Work request: All of the data needs to come back exactly as written.

______

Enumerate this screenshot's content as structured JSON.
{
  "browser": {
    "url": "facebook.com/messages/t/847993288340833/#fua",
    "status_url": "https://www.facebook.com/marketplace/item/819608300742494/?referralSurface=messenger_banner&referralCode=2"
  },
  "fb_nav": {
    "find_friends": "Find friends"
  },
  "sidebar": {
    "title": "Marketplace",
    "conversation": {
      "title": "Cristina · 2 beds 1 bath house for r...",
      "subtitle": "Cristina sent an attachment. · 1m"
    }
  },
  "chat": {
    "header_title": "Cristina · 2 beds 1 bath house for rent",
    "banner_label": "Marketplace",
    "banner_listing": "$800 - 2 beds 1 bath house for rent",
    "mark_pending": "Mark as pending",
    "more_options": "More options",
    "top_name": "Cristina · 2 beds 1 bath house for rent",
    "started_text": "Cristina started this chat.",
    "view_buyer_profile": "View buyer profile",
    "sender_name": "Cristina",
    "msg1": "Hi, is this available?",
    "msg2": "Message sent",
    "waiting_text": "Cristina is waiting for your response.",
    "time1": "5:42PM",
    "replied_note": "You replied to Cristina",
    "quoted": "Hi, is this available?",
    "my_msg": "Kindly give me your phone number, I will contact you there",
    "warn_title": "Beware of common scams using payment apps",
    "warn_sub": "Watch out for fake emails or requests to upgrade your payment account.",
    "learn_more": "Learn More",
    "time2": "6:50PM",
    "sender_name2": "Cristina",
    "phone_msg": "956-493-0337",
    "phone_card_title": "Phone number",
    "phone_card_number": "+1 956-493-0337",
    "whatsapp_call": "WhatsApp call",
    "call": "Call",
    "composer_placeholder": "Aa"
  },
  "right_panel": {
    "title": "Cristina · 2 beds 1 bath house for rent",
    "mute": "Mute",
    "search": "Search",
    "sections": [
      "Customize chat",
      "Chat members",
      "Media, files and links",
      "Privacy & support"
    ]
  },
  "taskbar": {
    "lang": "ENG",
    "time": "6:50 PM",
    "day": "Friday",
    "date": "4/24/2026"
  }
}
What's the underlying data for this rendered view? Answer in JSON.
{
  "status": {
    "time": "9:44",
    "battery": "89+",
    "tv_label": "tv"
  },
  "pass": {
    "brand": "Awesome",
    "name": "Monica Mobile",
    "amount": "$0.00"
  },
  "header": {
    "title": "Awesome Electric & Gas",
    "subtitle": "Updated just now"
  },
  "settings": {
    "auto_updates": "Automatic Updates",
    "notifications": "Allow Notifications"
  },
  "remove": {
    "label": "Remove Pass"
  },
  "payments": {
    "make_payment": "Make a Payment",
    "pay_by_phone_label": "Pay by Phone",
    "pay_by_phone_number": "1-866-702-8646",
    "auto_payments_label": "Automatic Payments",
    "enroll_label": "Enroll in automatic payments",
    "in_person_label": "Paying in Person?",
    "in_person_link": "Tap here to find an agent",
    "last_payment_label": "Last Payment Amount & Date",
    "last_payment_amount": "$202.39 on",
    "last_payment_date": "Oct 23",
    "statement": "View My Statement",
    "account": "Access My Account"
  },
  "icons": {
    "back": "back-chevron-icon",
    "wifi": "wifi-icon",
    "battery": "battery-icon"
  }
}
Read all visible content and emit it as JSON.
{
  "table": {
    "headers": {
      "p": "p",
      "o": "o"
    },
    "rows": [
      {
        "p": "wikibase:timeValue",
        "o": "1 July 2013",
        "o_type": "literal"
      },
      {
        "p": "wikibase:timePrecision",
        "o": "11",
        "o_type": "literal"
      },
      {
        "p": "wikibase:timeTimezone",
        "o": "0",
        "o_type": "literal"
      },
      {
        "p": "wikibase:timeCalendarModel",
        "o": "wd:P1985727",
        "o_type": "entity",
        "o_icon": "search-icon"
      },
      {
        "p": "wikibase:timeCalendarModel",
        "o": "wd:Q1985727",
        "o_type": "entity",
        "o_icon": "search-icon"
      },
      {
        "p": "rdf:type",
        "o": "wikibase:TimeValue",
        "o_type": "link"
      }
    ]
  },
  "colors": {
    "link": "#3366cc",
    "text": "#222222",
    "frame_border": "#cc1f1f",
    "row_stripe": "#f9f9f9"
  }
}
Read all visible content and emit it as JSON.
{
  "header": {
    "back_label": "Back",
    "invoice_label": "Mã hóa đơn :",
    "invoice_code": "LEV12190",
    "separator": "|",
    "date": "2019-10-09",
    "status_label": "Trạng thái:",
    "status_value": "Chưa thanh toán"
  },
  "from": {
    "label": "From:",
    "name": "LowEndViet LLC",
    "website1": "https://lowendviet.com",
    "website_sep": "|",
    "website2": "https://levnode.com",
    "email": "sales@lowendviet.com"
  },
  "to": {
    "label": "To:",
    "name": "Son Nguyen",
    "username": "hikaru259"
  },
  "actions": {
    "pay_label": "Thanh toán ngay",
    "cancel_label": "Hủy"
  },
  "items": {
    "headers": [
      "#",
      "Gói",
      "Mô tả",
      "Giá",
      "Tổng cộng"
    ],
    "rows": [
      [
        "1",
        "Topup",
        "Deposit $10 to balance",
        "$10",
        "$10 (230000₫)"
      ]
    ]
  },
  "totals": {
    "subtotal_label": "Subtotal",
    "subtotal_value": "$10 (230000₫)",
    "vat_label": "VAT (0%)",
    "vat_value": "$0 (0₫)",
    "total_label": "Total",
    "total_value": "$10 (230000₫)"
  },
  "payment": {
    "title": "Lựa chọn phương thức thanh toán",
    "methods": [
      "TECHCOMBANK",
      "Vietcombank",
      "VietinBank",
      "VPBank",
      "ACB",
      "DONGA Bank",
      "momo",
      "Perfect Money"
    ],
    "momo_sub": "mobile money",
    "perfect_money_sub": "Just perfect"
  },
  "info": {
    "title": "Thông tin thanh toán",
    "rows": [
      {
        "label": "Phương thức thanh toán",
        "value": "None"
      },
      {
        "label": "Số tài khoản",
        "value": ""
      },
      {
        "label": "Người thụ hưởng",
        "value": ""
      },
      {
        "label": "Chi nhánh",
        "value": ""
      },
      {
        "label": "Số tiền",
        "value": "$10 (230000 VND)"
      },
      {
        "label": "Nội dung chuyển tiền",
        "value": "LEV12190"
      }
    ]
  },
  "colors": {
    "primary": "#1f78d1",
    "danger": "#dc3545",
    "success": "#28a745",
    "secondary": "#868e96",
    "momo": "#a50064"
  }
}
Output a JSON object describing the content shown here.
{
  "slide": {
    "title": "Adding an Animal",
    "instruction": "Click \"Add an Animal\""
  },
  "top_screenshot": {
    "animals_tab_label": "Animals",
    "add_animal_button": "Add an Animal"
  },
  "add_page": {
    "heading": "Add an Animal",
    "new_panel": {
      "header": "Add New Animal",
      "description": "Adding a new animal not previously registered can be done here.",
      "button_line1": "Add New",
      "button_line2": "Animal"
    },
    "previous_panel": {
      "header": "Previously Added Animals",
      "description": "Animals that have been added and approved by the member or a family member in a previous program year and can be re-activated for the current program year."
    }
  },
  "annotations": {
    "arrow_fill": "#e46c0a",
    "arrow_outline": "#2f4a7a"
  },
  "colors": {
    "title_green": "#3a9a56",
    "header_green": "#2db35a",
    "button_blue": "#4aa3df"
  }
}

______

Written answer:
Enumerate this screenshot's content as structured JSON.
{
  "browser": {
    "url": "facebook.com/messages/t/847993288340833/#fua",
    "status_url": "https://www.facebook.com/marketplace/item/819608300742494/?referralSurface=messenger_banner&referralCode=2"
  },
  "fb_nav": {
    "find_friends": "Find friends"
  },
  "sidebar": {
    "title": "Marketplace",
    "conversation": {
      "title": "Cristina · 2 beds 1 bath house for r...",
      "subtitle": "Cristina sent an attachment. · 1m"
    }
  },
  "chat": {
    "header_title": "Cristina · 2 beds 1 bath house for rent",
    "banner_label": "Marketplace",
    "banner_listing": "$800 - 2 beds 1 bath house for rent",
    "mark_pending": "Mark as pending",
    "more_options": "More options",
    "top_name": "Cristina · 2 beds 1 bath house for rent",
    "started_text": "Cristina started this chat.",
    "view_buyer_profile": "View buyer profile",
    "sender_name": "Cristina",
    "msg1": "Hi, is this available?",
    "msg2": "Message sent",
    "waiting_text": "Cristina is waiting for your response.",
    "time1": "5:42PM",
    "replied_note": "You replied to Cristina",
    "quoted": "Hi, is this available?",
    "my_msg": "Kindly give me your phone number, I will contact you there",
    "warn_title": "Beware of common scams using payment apps",
    "warn_sub": "Watch out for fake emails or requests to upgrade your payment account.",
    "learn_more": "Learn More",
    "time2": "6:50PM",
    "sender_name2": "Cristina",
    "phone_msg": "956-493-0337",
    "phone_card_title": "Phone number",
    "phone_card_number": "+1 956-493-0337",
    "whatsapp_call": "WhatsApp call",
    "call": "Call",
    "composer_placeholder": "Aa"
  },
  "right_panel": {
    "title": "Cristina · 2 beds 1 bath house for rent",
    "mute": "Mute",
    "search": "Search",
    "sections": [
      "Customize chat",
      "Chat members",
      "Media, files and links",
      "Privacy & support"
    ]
  },
  "taskbar": {
    "lang": "ENG",
    "time": "6:50 PM",
    "day": "Friday",
    "date": "4/24/2026"
  }
}
What's the underlying data for this rendered view? Answer in JSON.
{
  "status": {
    "time": "9:44",
    "battery": "89+",
    "tv_label": "tv"
  },
  "pass": {
    "brand": "Awesome",
    "name": "Monica Mobile",
    "amount": "$0.00"
  },
  "header": {
    "title": "Awesome Electric & Gas",
    "subtitle": "Updated just now"
  },
  "settings": {
    "auto_updates": "Automatic Updates",
    "notifications": "Allow Notifications"
  },
  "remove": {
    "label": "Remove Pass"
  },
  "payments": {
    "make_payment": "Make a Payment",
    "pay_by_phone_label": "Pay by Phone",
    "pay_by_phone_number": "1-866-702-8646",
    "auto_payments_label": "Automatic Payments",
    "enroll_label": "Enroll in automatic payments",
    "in_person_label": "Paying in Person?",
    "in_person_link": "Tap here to find an agent",
    "last_payment_label": "Last Payment Amount & Date",
    "last_payment_amount": "$202.39 on",
    "last_payment_date": "Oct 23",
    "statement": "View My Statement",
    "account": "Access My Account"
  },
  "icons": {
    "back": "back-chevron-icon",
    "wifi": "wifi-icon",
    "battery": "battery-icon"
  }
}
Read all visible content and emit it as JSON.
{
  "table": {
    "headers": {
      "p": "p",
      "o": "o"
    },
    "rows": [
      {
        "p": "wikibase:timeValue",
        "o": "1 July 2013",
        "o_type": "literal"
      },
      {
        "p": "wikibase:timePrecision",
        "o": "11",
        "o_type": "literal"
      },
      {
        "p": "wikibase:timeTimezone",
        "o": "0",
        "o_type": "literal"
      },
      {
        "p": "wikibase:timeCalendarModel",
        "o": "wd:P1985727",
        "o_type": "entity",
        "o_icon": "search-icon"
      },
      {
        "p": "wikibase:timeCalendarModel",
        "o": "wd:Q1985727",
        "o_type": "entity",
        "o_icon": "search-icon"
      },
      {
        "p": "rdf:type",
        "o": "wikibase:TimeValue",
        "o_type": "link"
      }
    ]
  },
  "colors": {
    "link": "#3366cc",
    "text": "#222222",
    "frame_border": "#cc1f1f",
    "row_stripe": "#f9f9f9"
  }
}
Read all visible content and emit it as JSON.
{
  "header": {
    "back_label": "Back",
    "invoice_label": "Mã hóa đơn :",
    "invoice_code": "LEV12190",
    "separator": "|",
    "date": "2019-10-09",
    "status_label": "Trạng thái:",
    "status_value": "Chưa thanh toán"
  },
  "from": {
    "label": "From:",
    "name": "LowEndViet LLC",
    "website1": "https://lowendviet.com",
    "website_sep": "|",
    "website2": "https://levnode.com",
    "email": "sales@lowendviet.com"
  },
  "to": {
    "label": "To:",
    "name": "Son Nguyen",
    "username": "hikaru259"
  },
  "actions": {
    "pay_label": "Thanh toán ngay",
    "cancel_label": "Hủy"
  },
  "items": {
    "headers": [
      "#",
      "Gói",
      "Mô tả",
      "Giá",
      "Tổng cộng"
    ],
    "rows": [
      [
        "1",
        "Topup",
        "Deposit $10 to balance",
        "$10",
        "$10 (230000₫)"
      ]
    ]
  },
  "totals": {
    "subtotal_label": "Subtotal",
    "subtotal_value": "$10 (230000₫)",
    "vat_label": "VAT (0%)",
    "vat_value": "$0 (0₫)",
    "total_label": "Total",
    "total_value": "$10 (230000₫)"
  },
  "payment": {
    "title": "Lựa chọn phương thức thanh toán",
    "methods": [
      "TECHCOMBANK",
      "Vietcombank",
      "VietinBank",
      "VPBank",
      "ACB",
      "DONGA Bank",
      "momo",
      "Perfect Money"
    ],
    "momo_sub": "mobile money",
    "perfect_money_sub": "Just perfect"
  },
  "info": {
    "title": "Thông tin thanh toán",
    "rows": [
      {
        "label": "Phương thức thanh toán",
        "value": "None"
      },
      {
        "label": "Số tài khoản",
        "value": ""
      },
      {
        "label": "Người thụ hưởng",
        "value": ""
      },
      {
        "label": "Chi nhánh",
        "value": ""
      },
      {
        "label": "Số tiền",
        "value": "$10 (230000 VND)"
      },
      {
        "label": "Nội dung chuyển tiền",
        "value": "LEV12190"
      }
    ]
  },
  "colors": {
    "primary": "#1f78d1",
    "danger": "#dc3545",
    "success": "#28a745",
    "secondary": "#868e96",
    "momo": "#a50064"
  }
}
Output a JSON object describing the content shown here.
{
  "slide": {
    "title": "Adding an Animal",
    "instruction": "Click \"Add an Animal\""
  },
  "top_screenshot": {
    "animals_tab_label": "Animals",
    "add_animal_button": "Add an Animal"
  },
  "add_page": {
    "heading": "Add an Animal",
    "new_panel": {
      "header": "Add New Animal",
      "description": "Adding a new animal not previously registered can be done here.",
      "button_line1": "Add New",
      "button_line2": "Animal"
    },
    "previous_panel": {
      "header": "Previously Added Animals",
      "description": "Animals that have been added and approved by the member or a family member in a previous program year and can be re-activated for the current program year."
    }
  },
  "annotations": {
    "arrow_fill": "#e46c0a",
    "arrow_outline": "#2f4a7a"
  },
  "colors": {
    "title_green": "#3a9a56",
    "header_green": "#2db35a",
    "button_blue": "#4aa3df"
  }
}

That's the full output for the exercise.